At present, a pair of active-shutter 3D glasses from a certain manufacturer will generally only work with 3DTVs of the same brand, because the infrared signal used to synchronise the 3D goggles to the corresponding transmitter varies from one TV maker to another. Without correct synchronisation, the shutters on the glasses will not open and close in tandem with the two slightly different images sent to the left and right eyes, therefore extinguishing any intended 3D effect.
CEA’s vice president of research and standards Brian Markwalter explained that the organisation is simply fulfilling its role as a respected standards-setting body when pushing for such a change. He believes that as 3D TVs become more prevalent in the marketplace, the need for interchangeable active-shutter glasses between different 3DTV brands grows even stronger due to consumer demand and expectations.
Interested consumer electronics manufacturers have been asked to submit their ideas through the downloadable Active Eyewear Standards IR Sync Request For Proposal form before 5pm Eastern Standard Time (EST) on the 31st of May 2011. A 3D Technologies Working Group, R4WG16, has also been set up which is open for participation subject to approval.
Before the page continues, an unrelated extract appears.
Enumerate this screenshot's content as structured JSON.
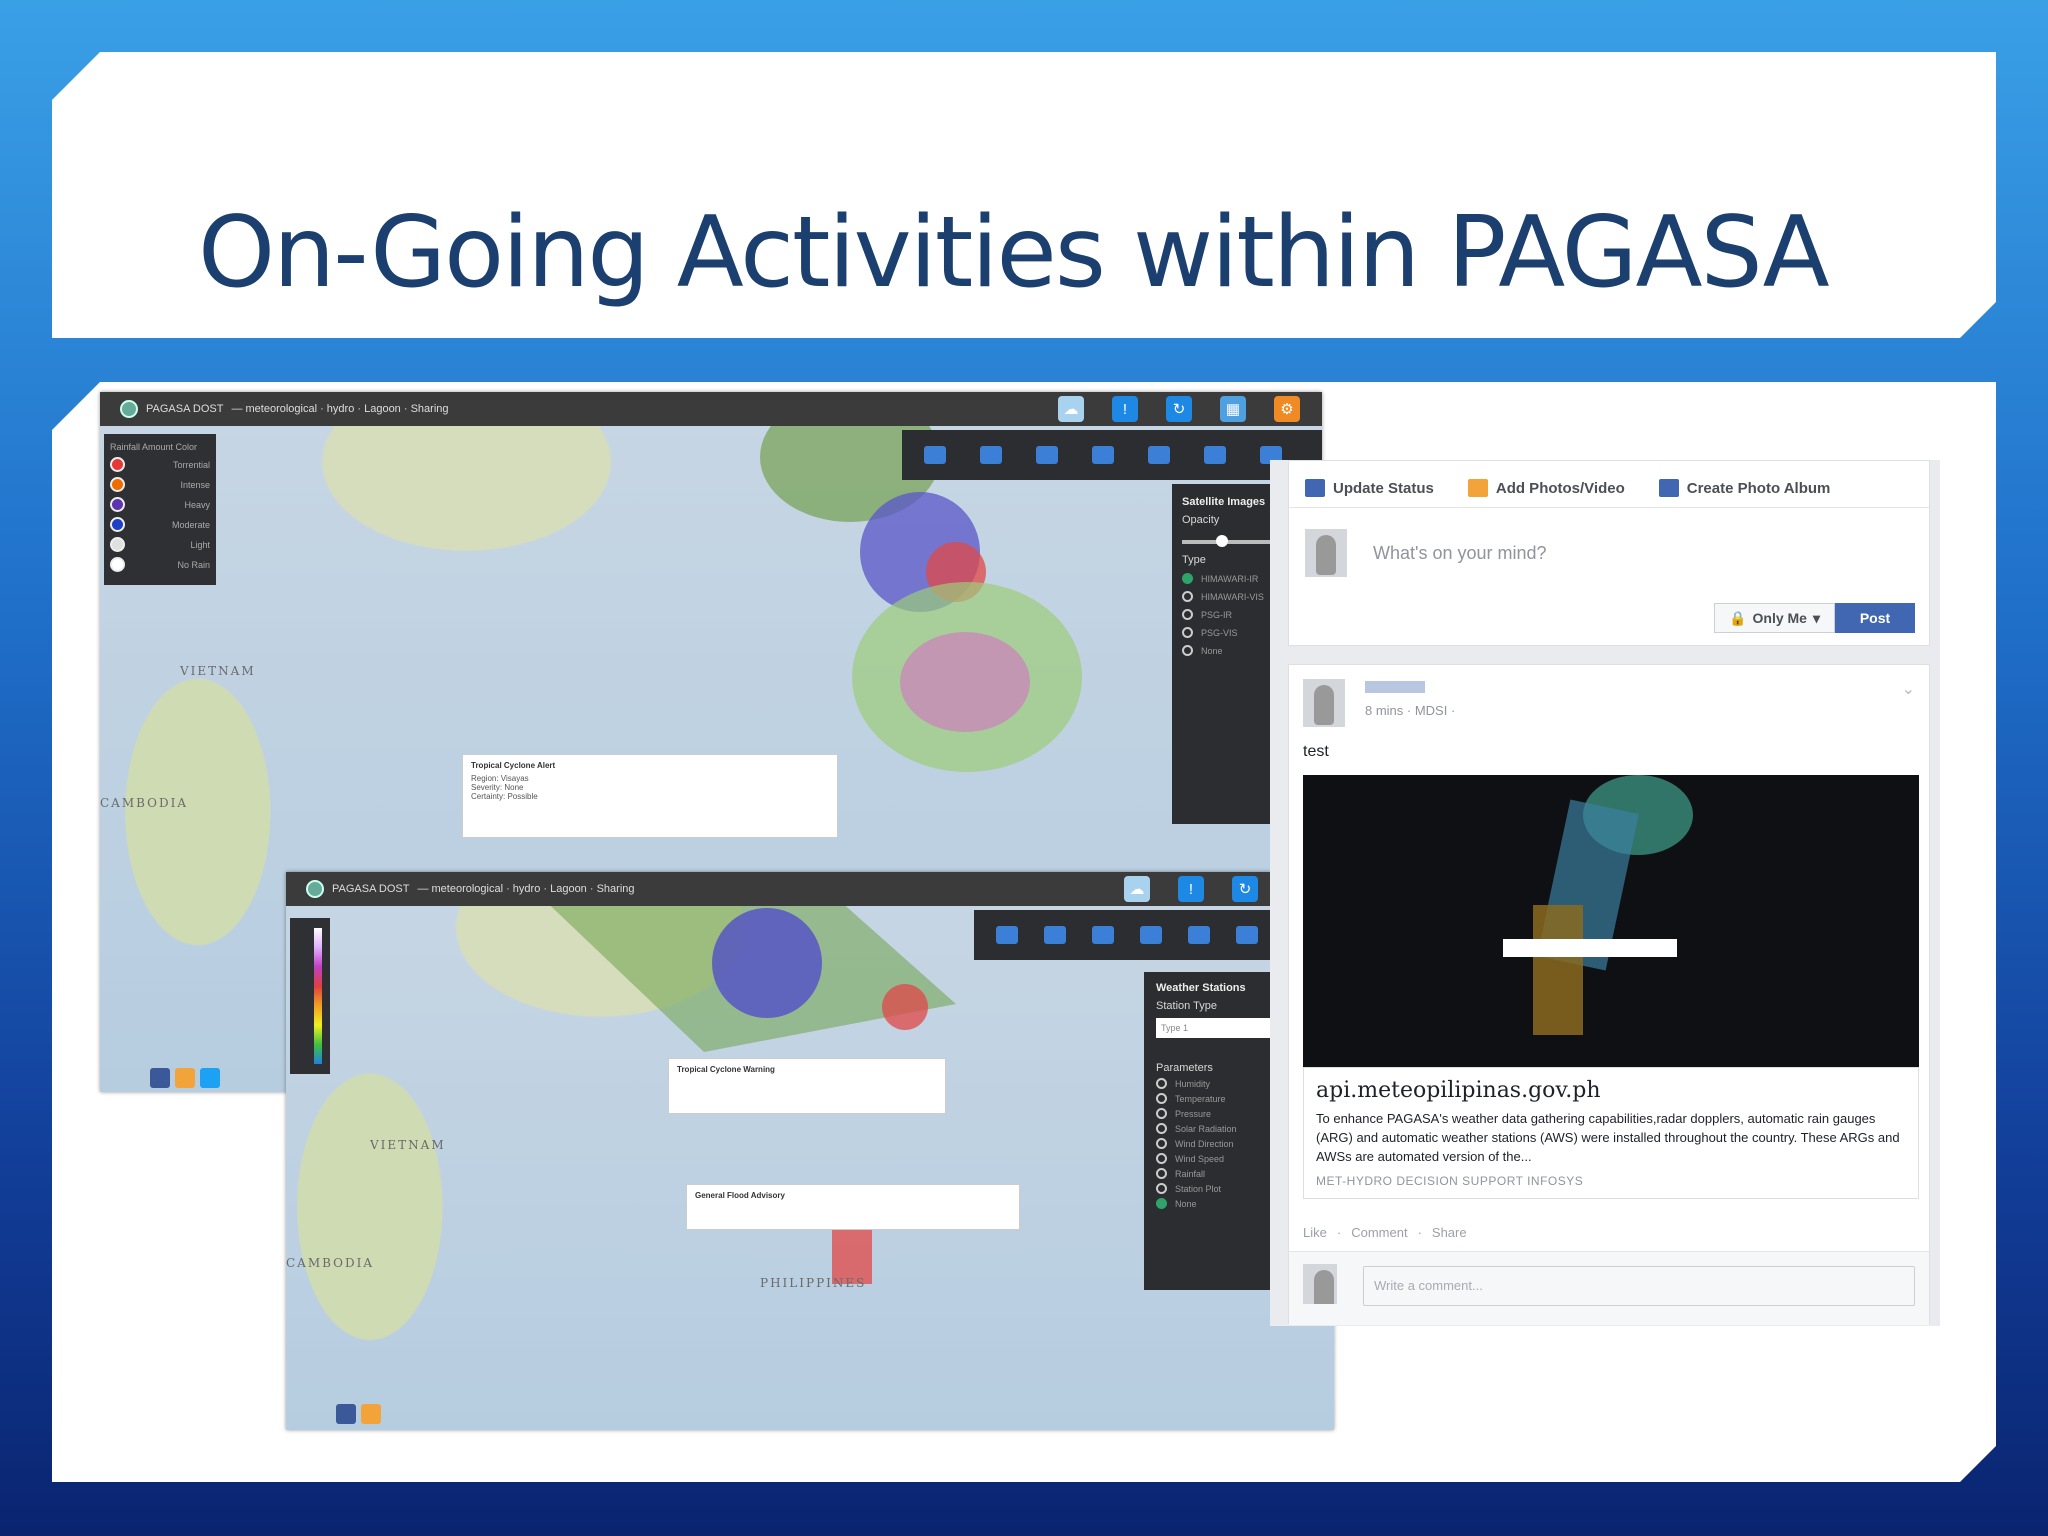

While the CEA’s desire to establish a universal standard for 3D glasses is commendable, active shutter is not the only technology available on the market. LG Electronics have teamed up with several well-known HDTV manufacturers including Toshiba, Vizio and Philips to push its FPR (film-type patterned retarder) passive 3D LCD panels, trumpeting their more affordable prices, flicker-free 3D viewing experience, and also the complementary polarized 3D glasses’ superior cost and comfort. Further down the line, glasses-free (also known technically as autostereoscopic) 3D TV may become the norm, but it will probably take quite a few years before the technology is able to achieve mass-market penetration.